Review: "Lorna's Silence"
So going into Belgian directors Luc and Jean-Pierre Dardenne's latest film, Lorna's Silence, I went in determined to find out whether or not my reaction to L'enfant was limited to that particular film, or if, for some reason, I'm just not in tune with the Dardennes' particular sensibilities.
The answer, surprisingly enough, turned out to be a strange mix of both. Lorna's Silence is a stronger film than L'enfant both in terms of story and structure. I never bought L'enfant's central premise or its denouement, and while the story behind Lorna's Silence is admittedly more complicated, it actually makes sense.
The Dardennes specialize in sparse, socially conscious dramas, not unlike the British "kitchen sink" films, that center around some dire, socially relevant conflict as seen through the eyes of the lower class or societal outcasts.
Arta Dobroshi as Lorna. Photo taken by Christine Plenus, 2007, © Courtesy of Sony Pictures Classics. All Rights Reserved.
In Lorna's Silence, we are introduced to Lorna (Arta Dobroshi), an Albanian immigrant living in Belgium, trying to obtain her citizenship through a mob deal by marrying Claudy (Jeremie Renier), a drug addict who agrees to the arranged marriage. But, true to form, the mob has other plans for both of them, planning to use Lorna after she obtains citizenship to marry other immigrants for the same purpose. Not wanting their operation to catch the attention of the police, they conspire to kill Claudy by overdosing him, ignoring Lorna's request for a divorce.
But as the plan comes ever closer to fruition, Lorna begins to feel real affection for Claudy, who she has helped overcome a debilitating drug addiction. Torn between her friendship with Claudy and freedom to live with her lover, Sokol (Ulban Ukaj), Lorna is faced with an impossible choice, does she remain silent, or speak up against the mob and save Claudy, at the risk of revealing herself?
Left to Right: Jeremie Renier as Claudy, Arta Dobroshi as Lorna. Photo taken by Christine Plenus, 2007, © Courtesy of Sony Pictures Classics. All Rights Reserved.
This moral quandary provides the backbone of Lorna's Silence, and the conflict is hauntingly embodied by Dobroshi's powerful performance. By the time the situation becomes compounded in the film's final stretch, the film reaches an intense fever pitch, taking on a riveting immediacy, and more compelling than the sometimes languorous set-up. The upside is that the Dardennes reward the audience's patience with the gut-wrenching finale.

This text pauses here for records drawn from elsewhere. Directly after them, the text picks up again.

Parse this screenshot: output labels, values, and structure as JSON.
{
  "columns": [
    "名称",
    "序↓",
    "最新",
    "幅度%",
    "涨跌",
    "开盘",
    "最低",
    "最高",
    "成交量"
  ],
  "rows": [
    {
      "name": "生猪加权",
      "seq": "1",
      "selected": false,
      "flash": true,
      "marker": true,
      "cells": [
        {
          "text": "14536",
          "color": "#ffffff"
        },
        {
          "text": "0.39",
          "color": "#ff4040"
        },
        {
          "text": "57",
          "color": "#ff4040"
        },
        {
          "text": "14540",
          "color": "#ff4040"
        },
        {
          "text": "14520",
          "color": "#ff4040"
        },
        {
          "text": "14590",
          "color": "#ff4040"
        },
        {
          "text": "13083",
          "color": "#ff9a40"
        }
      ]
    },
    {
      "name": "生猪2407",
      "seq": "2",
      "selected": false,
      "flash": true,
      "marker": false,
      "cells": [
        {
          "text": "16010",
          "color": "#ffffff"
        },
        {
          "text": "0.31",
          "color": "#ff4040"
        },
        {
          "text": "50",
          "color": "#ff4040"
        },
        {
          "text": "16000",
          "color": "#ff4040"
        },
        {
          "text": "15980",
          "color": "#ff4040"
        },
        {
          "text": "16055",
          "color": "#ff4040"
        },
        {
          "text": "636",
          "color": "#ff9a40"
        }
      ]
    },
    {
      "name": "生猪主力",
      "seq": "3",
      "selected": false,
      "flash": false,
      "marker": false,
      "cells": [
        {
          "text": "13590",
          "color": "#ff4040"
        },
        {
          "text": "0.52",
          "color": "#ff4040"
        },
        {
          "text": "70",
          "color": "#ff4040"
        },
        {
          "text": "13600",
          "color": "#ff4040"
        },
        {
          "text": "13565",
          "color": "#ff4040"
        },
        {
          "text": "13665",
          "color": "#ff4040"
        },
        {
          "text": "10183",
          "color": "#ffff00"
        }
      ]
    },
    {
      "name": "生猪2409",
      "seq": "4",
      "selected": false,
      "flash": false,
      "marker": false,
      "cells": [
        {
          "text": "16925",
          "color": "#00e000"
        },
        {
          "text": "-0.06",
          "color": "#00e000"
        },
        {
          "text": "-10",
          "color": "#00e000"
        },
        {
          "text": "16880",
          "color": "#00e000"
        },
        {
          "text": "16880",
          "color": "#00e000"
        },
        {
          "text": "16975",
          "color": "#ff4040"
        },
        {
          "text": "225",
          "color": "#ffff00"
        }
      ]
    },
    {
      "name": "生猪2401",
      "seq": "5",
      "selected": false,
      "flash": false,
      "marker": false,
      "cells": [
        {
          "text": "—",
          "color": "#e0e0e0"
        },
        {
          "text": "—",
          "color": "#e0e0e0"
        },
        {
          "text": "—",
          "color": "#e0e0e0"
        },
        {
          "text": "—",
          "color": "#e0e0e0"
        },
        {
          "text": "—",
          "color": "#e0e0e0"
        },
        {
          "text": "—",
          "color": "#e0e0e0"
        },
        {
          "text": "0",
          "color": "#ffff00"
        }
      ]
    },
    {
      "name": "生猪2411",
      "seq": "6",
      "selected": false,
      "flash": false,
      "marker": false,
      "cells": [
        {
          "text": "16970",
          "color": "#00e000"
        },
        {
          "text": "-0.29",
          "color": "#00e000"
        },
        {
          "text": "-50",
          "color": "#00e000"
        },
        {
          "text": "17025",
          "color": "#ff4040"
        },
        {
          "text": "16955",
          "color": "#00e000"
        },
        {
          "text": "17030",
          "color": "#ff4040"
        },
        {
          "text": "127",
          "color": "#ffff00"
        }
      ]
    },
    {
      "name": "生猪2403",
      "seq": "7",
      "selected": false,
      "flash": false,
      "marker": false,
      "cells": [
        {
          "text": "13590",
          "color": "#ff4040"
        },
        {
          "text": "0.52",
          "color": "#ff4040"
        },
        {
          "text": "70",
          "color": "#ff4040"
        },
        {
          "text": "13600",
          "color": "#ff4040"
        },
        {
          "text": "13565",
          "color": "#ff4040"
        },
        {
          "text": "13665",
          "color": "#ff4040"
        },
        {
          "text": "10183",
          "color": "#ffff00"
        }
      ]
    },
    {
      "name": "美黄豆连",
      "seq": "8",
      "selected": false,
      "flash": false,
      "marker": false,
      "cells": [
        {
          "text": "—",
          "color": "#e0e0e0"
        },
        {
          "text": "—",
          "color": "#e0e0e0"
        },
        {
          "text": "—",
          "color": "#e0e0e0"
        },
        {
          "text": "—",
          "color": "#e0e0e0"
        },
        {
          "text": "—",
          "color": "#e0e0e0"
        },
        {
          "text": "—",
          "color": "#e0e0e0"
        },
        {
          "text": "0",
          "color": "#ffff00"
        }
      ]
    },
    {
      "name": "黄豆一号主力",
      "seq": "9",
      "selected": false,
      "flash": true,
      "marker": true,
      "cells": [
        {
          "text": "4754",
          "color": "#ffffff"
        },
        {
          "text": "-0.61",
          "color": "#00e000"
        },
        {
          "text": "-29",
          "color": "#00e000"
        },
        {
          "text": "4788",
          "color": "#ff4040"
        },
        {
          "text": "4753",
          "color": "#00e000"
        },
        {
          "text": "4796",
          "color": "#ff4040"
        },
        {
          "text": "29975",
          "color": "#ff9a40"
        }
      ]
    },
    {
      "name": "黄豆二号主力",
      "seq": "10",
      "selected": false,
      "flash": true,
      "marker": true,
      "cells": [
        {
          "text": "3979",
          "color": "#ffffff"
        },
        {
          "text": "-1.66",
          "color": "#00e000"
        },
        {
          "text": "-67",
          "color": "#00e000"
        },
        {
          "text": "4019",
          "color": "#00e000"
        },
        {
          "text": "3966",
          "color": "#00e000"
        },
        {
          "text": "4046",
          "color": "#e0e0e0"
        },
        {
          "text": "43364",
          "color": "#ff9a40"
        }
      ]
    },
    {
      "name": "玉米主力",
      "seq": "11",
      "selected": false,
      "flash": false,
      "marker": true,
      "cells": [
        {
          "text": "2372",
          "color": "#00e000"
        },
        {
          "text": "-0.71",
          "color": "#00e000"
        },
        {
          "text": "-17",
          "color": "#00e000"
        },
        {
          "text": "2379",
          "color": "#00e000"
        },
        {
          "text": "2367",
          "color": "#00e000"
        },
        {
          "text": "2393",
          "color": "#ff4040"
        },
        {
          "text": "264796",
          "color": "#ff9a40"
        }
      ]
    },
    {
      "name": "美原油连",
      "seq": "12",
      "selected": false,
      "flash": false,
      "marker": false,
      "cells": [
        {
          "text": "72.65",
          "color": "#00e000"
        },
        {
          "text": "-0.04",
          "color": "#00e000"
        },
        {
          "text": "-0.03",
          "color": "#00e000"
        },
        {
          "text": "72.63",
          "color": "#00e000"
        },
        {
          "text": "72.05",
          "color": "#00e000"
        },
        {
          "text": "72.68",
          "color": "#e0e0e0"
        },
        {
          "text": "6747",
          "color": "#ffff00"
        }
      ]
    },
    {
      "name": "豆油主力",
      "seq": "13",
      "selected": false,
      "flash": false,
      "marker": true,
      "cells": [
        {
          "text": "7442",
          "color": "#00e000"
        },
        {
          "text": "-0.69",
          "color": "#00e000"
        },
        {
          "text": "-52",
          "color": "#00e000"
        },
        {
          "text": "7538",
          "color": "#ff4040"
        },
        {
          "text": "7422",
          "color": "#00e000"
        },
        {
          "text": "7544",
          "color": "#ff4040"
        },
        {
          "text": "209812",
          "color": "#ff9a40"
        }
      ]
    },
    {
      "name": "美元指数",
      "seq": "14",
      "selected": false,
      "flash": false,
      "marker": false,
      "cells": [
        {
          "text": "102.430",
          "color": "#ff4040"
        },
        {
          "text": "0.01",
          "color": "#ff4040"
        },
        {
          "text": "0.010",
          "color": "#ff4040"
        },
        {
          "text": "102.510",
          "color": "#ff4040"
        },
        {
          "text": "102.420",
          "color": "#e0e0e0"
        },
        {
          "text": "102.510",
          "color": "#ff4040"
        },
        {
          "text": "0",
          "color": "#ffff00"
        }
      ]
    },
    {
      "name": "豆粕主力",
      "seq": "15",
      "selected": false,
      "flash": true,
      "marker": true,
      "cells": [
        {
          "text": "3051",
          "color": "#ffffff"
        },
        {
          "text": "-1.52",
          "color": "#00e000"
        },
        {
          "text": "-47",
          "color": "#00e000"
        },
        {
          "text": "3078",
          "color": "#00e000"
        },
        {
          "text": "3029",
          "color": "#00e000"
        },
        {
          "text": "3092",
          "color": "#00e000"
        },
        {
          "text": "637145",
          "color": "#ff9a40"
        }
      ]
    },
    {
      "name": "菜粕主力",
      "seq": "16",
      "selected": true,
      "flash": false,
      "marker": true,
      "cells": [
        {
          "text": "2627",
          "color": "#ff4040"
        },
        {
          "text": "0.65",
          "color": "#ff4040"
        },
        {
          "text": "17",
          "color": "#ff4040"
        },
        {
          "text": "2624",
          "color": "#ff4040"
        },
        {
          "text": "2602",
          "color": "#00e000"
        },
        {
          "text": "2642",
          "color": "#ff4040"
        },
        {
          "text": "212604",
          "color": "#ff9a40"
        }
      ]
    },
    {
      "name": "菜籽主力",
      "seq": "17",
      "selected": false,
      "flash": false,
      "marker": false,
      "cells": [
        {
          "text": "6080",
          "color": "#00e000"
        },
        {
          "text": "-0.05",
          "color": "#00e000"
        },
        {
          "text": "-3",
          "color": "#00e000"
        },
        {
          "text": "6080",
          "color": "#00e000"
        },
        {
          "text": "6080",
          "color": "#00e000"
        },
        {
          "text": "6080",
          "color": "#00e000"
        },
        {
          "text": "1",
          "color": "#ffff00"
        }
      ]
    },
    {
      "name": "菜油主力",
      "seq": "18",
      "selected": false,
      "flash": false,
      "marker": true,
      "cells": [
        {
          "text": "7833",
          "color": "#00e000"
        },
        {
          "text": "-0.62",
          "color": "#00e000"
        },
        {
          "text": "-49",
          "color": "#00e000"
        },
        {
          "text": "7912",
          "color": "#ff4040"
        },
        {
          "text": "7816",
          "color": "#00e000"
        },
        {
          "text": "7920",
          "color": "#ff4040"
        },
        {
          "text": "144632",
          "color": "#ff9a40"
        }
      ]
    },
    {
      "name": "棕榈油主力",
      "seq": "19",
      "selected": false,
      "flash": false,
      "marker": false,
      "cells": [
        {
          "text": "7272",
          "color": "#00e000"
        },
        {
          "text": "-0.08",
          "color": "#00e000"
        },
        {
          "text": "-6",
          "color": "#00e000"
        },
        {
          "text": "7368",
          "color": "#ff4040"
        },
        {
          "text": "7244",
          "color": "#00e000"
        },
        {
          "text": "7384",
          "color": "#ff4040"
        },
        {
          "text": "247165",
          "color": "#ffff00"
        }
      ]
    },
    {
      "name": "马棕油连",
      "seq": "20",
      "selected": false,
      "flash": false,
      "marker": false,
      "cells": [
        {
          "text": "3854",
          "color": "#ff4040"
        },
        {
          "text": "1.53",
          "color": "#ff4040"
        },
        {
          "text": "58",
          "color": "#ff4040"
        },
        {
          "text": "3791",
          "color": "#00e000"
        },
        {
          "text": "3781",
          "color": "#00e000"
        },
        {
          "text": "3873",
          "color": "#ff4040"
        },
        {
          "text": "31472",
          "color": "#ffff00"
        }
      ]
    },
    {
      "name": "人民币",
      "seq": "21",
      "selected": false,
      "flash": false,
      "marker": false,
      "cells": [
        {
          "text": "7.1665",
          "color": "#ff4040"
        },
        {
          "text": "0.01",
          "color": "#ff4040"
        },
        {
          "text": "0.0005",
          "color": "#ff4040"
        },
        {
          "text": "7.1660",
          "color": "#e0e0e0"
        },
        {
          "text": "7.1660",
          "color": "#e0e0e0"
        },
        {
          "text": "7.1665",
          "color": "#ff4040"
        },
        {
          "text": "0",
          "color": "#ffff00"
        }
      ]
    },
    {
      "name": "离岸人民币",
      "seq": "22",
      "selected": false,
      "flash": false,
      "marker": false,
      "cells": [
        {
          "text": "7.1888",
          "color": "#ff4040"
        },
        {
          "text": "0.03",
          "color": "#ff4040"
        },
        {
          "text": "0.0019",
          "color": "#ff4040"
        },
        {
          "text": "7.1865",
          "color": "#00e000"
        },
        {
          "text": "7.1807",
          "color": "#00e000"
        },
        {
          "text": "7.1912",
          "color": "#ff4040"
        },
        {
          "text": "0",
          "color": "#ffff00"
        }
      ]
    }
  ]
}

Stylistically, the film shares a lot of similarities in its bare-bones structure with the current Romanian cinema, and while, as a whole, I prefer the Romanian films, I couldn't help but see some superficial similarities to Cristian Mungiu's 4 Months, 3 Weeks, and 2 Days in the film's final third. The Dardennes tend to build their films on potentially outlandish scenarios, but unlike their previous effort, Lorna's Silence makes it all work. I believed it, and that's the important thing. The pregnant pauses and Dreyer-like silences not only create atmosphere, they enrich the narrative, lending even more weight to the already impossible situation. It is a dark and engrossing drama brought to life by a strong and assured central performance that only improves with distance. This is a film to be reflected upon and mulled over, and that, I think, is the hallmark of great filmmaking.
GRADE - ★★★ (out of four)
LORNA'S SILENCE; Directed by Jean-Pierre and Luc Dardenne; Stars Arta Dobroshi, Jeremie Renier, Fabrizio Rongione, Ulban Ukaj; Rated R for brief sexuality/nudity, and language; In French and Albanian w/English subtitles.